|Photo Courtesy The Rubin Museum of Art|
The Rubin Museum of Art is featuring an exhibition of images of the 2001 Maha Kumbh Mela by Swiss photographer Hannes Schmid. The exhibit appears (according to the pictures, as I have yet to drop by the RMA) to be extraordinarily well installed. It's also an unusual set of photographs, as they're all closeups of crowds or groups of pilgrims...instead of the more exotic Nagas, sadhus, charlatans and mendicants that I vividly recall populated the Maha Kumbh Mela. I'm not sure what the intention of showing snapshots of crowds is, but it got Schmid an exhibit at the RMA....so perhaps I'm missing something here.
Human Currents is located in the RMA's Theater Level Gallery.
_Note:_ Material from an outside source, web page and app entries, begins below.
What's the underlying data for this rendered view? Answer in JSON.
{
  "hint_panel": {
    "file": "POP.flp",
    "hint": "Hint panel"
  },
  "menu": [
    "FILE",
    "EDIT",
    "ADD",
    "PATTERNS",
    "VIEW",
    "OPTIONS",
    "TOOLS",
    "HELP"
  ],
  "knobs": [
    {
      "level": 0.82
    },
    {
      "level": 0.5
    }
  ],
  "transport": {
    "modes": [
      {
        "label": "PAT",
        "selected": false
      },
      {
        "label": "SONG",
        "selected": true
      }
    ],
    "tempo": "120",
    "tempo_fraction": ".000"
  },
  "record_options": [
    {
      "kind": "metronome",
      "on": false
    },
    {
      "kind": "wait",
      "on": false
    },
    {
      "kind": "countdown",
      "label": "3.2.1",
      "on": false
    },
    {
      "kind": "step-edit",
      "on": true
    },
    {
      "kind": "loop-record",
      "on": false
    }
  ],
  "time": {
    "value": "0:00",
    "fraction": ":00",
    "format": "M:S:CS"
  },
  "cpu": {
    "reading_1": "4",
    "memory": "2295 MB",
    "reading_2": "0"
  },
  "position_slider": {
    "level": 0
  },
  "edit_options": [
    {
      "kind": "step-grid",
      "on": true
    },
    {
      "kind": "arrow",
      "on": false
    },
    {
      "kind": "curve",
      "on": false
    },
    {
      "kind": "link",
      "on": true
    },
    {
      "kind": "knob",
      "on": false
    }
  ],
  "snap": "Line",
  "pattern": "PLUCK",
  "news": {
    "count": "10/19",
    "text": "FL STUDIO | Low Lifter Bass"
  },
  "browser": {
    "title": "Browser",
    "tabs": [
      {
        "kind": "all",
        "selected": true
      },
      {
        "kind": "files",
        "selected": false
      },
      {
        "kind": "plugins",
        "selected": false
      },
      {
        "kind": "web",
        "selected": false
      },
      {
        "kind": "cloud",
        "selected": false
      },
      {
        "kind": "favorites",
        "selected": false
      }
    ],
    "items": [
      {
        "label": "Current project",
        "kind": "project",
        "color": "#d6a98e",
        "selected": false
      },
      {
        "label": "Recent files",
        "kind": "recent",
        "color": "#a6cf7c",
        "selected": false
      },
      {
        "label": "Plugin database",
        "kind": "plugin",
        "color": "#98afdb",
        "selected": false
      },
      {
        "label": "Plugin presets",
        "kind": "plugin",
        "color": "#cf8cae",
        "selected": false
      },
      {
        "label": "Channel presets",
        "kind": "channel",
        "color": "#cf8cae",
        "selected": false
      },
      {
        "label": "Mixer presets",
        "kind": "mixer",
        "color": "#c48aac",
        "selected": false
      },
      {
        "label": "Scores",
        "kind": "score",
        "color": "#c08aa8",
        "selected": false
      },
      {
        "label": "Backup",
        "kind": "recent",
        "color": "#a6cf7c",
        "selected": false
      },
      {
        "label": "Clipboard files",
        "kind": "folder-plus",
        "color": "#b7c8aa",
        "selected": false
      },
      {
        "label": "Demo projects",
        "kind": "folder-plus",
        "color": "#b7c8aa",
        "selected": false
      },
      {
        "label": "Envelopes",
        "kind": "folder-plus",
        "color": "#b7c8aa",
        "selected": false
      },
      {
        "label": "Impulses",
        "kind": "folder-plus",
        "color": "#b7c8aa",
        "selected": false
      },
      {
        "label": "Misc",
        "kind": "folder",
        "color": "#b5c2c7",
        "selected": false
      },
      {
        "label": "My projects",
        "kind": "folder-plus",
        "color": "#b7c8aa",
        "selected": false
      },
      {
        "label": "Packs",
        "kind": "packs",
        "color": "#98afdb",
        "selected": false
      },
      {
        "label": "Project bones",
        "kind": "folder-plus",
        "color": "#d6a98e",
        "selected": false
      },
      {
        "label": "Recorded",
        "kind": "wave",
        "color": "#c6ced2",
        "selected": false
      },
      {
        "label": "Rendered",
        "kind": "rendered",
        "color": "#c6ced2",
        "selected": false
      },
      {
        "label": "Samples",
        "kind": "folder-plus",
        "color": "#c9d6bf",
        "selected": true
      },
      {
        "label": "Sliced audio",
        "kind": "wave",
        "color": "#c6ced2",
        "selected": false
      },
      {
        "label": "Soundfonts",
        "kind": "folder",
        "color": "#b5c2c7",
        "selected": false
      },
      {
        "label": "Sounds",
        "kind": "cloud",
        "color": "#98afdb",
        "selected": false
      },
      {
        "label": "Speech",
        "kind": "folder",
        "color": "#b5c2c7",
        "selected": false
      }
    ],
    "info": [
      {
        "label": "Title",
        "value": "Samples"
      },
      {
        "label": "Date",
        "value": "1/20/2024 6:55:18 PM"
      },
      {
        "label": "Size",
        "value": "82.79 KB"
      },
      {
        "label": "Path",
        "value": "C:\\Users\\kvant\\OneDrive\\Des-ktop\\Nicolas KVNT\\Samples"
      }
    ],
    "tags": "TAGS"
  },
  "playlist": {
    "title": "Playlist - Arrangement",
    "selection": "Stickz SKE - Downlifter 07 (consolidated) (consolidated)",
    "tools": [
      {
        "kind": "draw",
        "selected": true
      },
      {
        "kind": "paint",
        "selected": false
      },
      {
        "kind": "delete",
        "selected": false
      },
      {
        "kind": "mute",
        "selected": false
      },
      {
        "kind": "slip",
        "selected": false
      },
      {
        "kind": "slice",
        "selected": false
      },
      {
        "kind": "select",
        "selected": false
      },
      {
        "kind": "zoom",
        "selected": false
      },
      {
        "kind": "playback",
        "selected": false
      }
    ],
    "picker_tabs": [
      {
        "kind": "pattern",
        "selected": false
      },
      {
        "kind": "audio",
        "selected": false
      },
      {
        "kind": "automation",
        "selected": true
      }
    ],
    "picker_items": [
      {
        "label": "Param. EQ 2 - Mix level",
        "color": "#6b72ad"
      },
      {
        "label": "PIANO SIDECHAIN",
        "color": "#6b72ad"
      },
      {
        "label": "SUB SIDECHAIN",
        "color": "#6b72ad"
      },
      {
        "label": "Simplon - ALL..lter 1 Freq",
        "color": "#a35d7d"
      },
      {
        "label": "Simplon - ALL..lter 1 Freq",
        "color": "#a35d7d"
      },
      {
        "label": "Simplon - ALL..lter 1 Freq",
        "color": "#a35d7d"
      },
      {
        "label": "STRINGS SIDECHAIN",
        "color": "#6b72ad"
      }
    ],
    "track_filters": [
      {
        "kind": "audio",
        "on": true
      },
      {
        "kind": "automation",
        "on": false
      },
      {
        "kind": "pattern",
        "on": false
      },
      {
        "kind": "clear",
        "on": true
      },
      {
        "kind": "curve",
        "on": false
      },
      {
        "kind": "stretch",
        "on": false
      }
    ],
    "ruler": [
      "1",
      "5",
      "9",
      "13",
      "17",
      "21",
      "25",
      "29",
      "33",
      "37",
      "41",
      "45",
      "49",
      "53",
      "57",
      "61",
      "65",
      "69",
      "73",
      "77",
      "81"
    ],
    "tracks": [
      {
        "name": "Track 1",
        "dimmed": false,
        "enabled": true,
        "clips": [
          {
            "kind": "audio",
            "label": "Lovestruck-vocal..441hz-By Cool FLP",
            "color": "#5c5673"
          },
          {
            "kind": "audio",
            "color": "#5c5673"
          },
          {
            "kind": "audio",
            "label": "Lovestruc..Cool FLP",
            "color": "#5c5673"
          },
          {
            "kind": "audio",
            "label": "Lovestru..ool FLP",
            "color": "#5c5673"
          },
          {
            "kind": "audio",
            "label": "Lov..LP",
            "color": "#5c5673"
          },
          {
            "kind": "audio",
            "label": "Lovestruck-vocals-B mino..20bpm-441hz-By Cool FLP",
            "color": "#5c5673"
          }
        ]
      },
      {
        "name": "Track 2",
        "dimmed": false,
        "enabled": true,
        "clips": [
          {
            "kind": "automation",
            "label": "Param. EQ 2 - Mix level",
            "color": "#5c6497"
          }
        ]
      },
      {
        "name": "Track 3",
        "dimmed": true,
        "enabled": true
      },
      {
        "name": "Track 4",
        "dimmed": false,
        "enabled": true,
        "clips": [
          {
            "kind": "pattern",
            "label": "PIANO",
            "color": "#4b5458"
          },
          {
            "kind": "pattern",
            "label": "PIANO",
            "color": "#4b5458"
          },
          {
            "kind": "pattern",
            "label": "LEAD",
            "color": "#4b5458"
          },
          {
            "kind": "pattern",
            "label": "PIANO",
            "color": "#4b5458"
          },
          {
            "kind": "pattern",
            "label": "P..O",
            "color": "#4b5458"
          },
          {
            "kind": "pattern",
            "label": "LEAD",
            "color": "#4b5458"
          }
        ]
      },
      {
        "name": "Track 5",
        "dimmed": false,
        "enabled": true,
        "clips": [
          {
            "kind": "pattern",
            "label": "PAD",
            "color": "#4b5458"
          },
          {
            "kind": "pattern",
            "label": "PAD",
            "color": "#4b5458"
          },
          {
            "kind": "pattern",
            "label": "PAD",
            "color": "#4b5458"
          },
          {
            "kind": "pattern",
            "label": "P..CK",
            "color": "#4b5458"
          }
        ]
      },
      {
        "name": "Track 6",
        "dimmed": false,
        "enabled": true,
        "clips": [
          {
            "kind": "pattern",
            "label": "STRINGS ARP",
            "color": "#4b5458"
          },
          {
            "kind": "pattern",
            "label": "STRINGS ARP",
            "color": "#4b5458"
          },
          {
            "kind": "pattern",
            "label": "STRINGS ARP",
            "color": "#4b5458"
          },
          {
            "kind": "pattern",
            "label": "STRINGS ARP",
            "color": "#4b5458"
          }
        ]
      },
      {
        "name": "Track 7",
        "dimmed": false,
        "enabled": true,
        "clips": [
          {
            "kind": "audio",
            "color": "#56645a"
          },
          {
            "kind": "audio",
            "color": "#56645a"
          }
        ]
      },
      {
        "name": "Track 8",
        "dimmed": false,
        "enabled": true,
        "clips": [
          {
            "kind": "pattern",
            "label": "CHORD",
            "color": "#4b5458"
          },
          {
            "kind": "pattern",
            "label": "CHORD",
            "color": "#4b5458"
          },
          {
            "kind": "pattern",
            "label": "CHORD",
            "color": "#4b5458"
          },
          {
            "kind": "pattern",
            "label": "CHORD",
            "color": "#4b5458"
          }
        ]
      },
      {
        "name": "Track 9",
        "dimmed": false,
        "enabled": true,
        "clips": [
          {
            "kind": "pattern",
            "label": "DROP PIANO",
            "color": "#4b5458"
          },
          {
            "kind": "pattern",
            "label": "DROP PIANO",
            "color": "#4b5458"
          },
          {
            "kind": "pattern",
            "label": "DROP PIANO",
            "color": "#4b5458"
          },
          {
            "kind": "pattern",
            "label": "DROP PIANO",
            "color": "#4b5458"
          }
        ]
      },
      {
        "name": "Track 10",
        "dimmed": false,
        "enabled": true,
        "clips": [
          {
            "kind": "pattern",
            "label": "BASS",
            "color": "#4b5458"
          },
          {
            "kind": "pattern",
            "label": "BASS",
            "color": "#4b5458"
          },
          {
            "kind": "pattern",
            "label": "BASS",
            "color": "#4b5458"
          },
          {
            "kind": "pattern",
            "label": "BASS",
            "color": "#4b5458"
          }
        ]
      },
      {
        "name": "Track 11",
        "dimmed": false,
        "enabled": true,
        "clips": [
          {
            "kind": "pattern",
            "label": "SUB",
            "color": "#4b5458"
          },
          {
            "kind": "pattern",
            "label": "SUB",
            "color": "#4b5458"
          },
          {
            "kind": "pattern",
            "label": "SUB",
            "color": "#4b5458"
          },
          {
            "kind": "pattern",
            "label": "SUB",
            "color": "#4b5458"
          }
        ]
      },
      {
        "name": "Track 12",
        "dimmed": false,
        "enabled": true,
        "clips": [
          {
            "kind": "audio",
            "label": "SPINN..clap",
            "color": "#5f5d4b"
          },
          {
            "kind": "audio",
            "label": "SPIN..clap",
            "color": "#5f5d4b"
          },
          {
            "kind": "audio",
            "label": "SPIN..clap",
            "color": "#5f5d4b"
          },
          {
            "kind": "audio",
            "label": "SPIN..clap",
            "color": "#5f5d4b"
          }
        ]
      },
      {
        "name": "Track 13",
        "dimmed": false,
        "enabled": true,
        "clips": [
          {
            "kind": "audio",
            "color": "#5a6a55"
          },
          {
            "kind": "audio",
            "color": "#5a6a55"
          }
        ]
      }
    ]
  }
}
Admission to the Theater Level Gallery is free of charge.
According to the RMA's press release, Schmid’s large C-print (ie Chromogenic color prints) photographs depict the enormous act of faith that was the Maha Kumbh Mela. The exhibit presents seven of these images, along with an accompanying video installation, that shows us the event's claustrophobic crowds, myriad colors, and frenetic energy of this greatest of Hindu pilgrimages.
“Driven by an enormous religious power, there was absolutely nothing that could have stopped these pilgrims from fulfilling their vows.” -Hannes SchmidThe Maha Kumbh Mela occurred from January to February 2001, when tens of millions of pilgrims converged in Allahabad, India for the festival, which was held only once every one hundred forty-four years. It was the largest gathering of human beings on earth, and saw devotees of all ages, castes, and classes from every corner of India.
I remember being in my hotel room in Allahabad readying myself to photograph the Maha Kumbh Mela, and quickly turning off the television set because it was showing the inauguration of George Bush as President of the United States. It seems it was only yesterday but it wasn't. While I had serious misgivings about his presidency, little did I know then it'd be as disastrous.